My approach is natural. I believe that enlightenment is the natural state of being, and so the path to enlightenment is a natural one, as we follow our innate drives, and we free our inborn love and wisdom. Nothing is repressed; nothing is rejected; contrarily, nothing is presented as an ideal to which we must conform. We are not expected to be gods or saints; we are not expected to live anything but a human life -- full of feeling, warmth, and the mistakes of a person who loves life enough to be willing to take the chances which might seem wrong or ridiculous.
I do not deal with social issues. There are two reasons for this stance:
- I believe that individuals' psychological problems are the basis of all social problems -- crime, war, drug addiction, etc. -- and that social reform and legislation offer little more than a cosmetic treatment.
- Many social plans require the manipulation and control of the populace, and they sometimes result in the extermination of people who do not fit into the plan, as we have seen in the examples of many political and social "visionaries."
I write technical manuals, not religious books. Other writers use a devotional and poetic approach, based on the valid belief that some things can be expressed (and understood) only through the heart. While spirit does indeed "flow like a river" in a seemingly non-logical manner, these teachers give us flowery metaphors when, instead, we want technical information and analysis. And we can have that "tech support" when we distinguish spirit from mind, and we understand the different dynamics of the two -- the linear movement of mind, and the non-linear movement of spirit. Many of the experiences which others have relegated to the "ineffable" are indeed explainable in the clear, crisp words of logic and mechanics (without denying the accompanying "fluid dynamics" of spirit); thus I can present unambiguous definitions, underlying principles, synergistic systems overviews, and the type of technical precision which you might expect from a well-written computer manual. We can learn as adults, not as children who have been told to be content with superstition, blind faith, mystification, superficial rituals, and foggy explanations. My books do not teach religion; they teach physics. This is something which makes sense, something we can work with, and something which we can use as a tool for achieving spiritual and psychological maturity. And yet, with the heart of a mystic, and the mind of a scientist, I have learned that everything is not reducible to formulas and methods; in the end, illumination comes to us through the unfathomable gift of "grace."

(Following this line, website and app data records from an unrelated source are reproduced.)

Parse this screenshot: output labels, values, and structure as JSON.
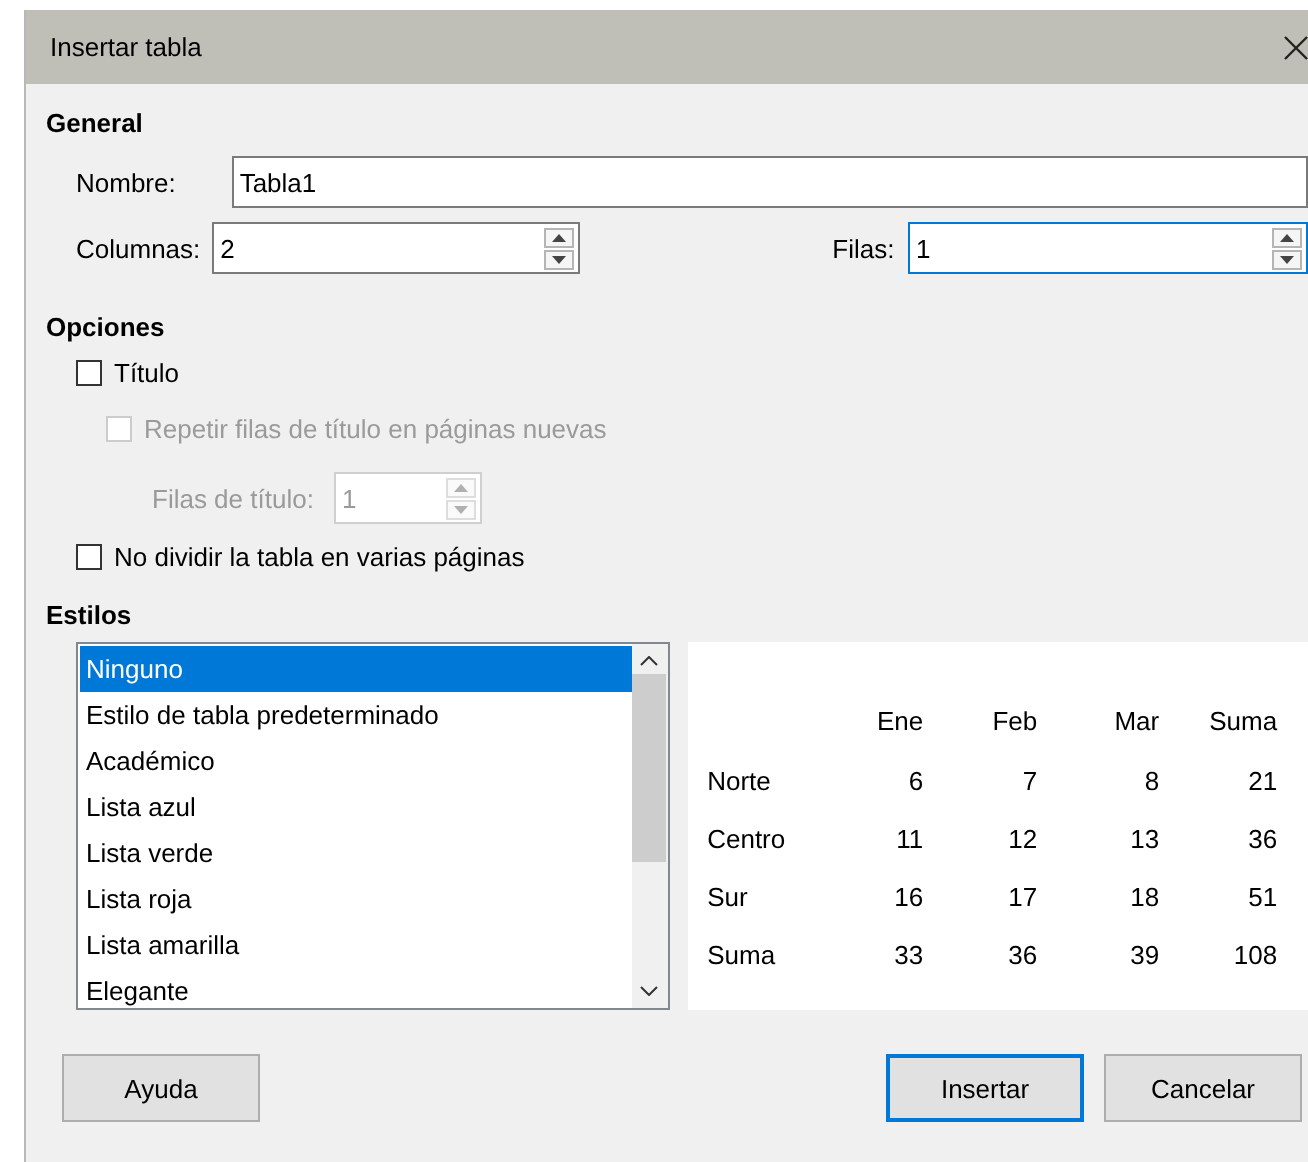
{
  "window": {
    "title": "Insertar tabla"
  },
  "general": {
    "heading": "General",
    "name": {
      "label": "Nombre:",
      "value": "Tabla1"
    },
    "columns": {
      "label": "Columnas:",
      "value": "2",
      "focused": false
    },
    "rows": {
      "label": "Filas:",
      "value": "1",
      "focused": true
    }
  },
  "options": {
    "heading": "Opciones",
    "items": [
      {
        "kind": "checkbox",
        "label": "Título",
        "checked": false,
        "disabled": false,
        "children": [
          {
            "kind": "checkbox",
            "label": "Repetir filas de título en páginas nuevas",
            "checked": false,
            "disabled": true,
            "children": [
              {
                "kind": "spin",
                "label": "Filas de título:",
                "value": "1",
                "disabled": true
              }
            ]
          }
        ]
      },
      {
        "kind": "checkbox",
        "label": "No dividir la tabla en varias páginas",
        "checked": false,
        "disabled": false
      }
    ]
  },
  "styles": {
    "heading": "Estilos",
    "items": [
      {
        "label": "Ninguno",
        "selected": true
      },
      {
        "label": "Estilo de tabla predeterminado",
        "selected": false
      },
      {
        "label": "Académico",
        "selected": false
      },
      {
        "label": "Lista azul",
        "selected": false
      },
      {
        "label": "Lista verde",
        "selected": false
      },
      {
        "label": "Lista roja",
        "selected": false
      },
      {
        "label": "Lista amarilla",
        "selected": false
      },
      {
        "label": "Elegante",
        "selected": false
      }
    ],
    "preview": {
      "columns": [
        "Ene",
        "Feb",
        "Mar",
        "Suma"
      ],
      "rows": [
        {
          "label": "Norte",
          "cells": [
            "6",
            "7",
            "8",
            "21"
          ]
        },
        {
          "label": "Centro",
          "cells": [
            "11",
            "12",
            "13",
            "36"
          ]
        },
        {
          "label": "Sur",
          "cells": [
            "16",
            "17",
            "18",
            "51"
          ]
        },
        {
          "label": "Suma",
          "cells": [
            "33",
            "36",
            "39",
            "108"
          ]
        }
      ]
    }
  },
  "buttons": [
    {
      "label": "Ayuda",
      "kind": "help",
      "default": false
    },
    {
      "label": "Insertar",
      "kind": "action",
      "default": true
    },
    {
      "label": "Cancelar",
      "kind": "action",
      "default": false
    }
  ]
}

Everything in my writing is "speculation and perspective." I do not believe that we can know anything for certain (although I am not certain about that <grin>). In my writing, all ideas are presented as speculation -- whatever rings true to me at this time, whatever is "the best that I have come up with so far." I feel that all closure is "premature closure." If you are looking for a writer who will confidently tell you the ultimate truth on any subject, you will need to go elsewhere; there are many such teachers who will be happy to take you in. I try not to settle into dogma, and thus I continue to learn -- and I acknowledge your dignity as intelligent, intuitive individuals who are expected to challenge and test every word in my books, as you incorporate whatever you want on your personal journey through life.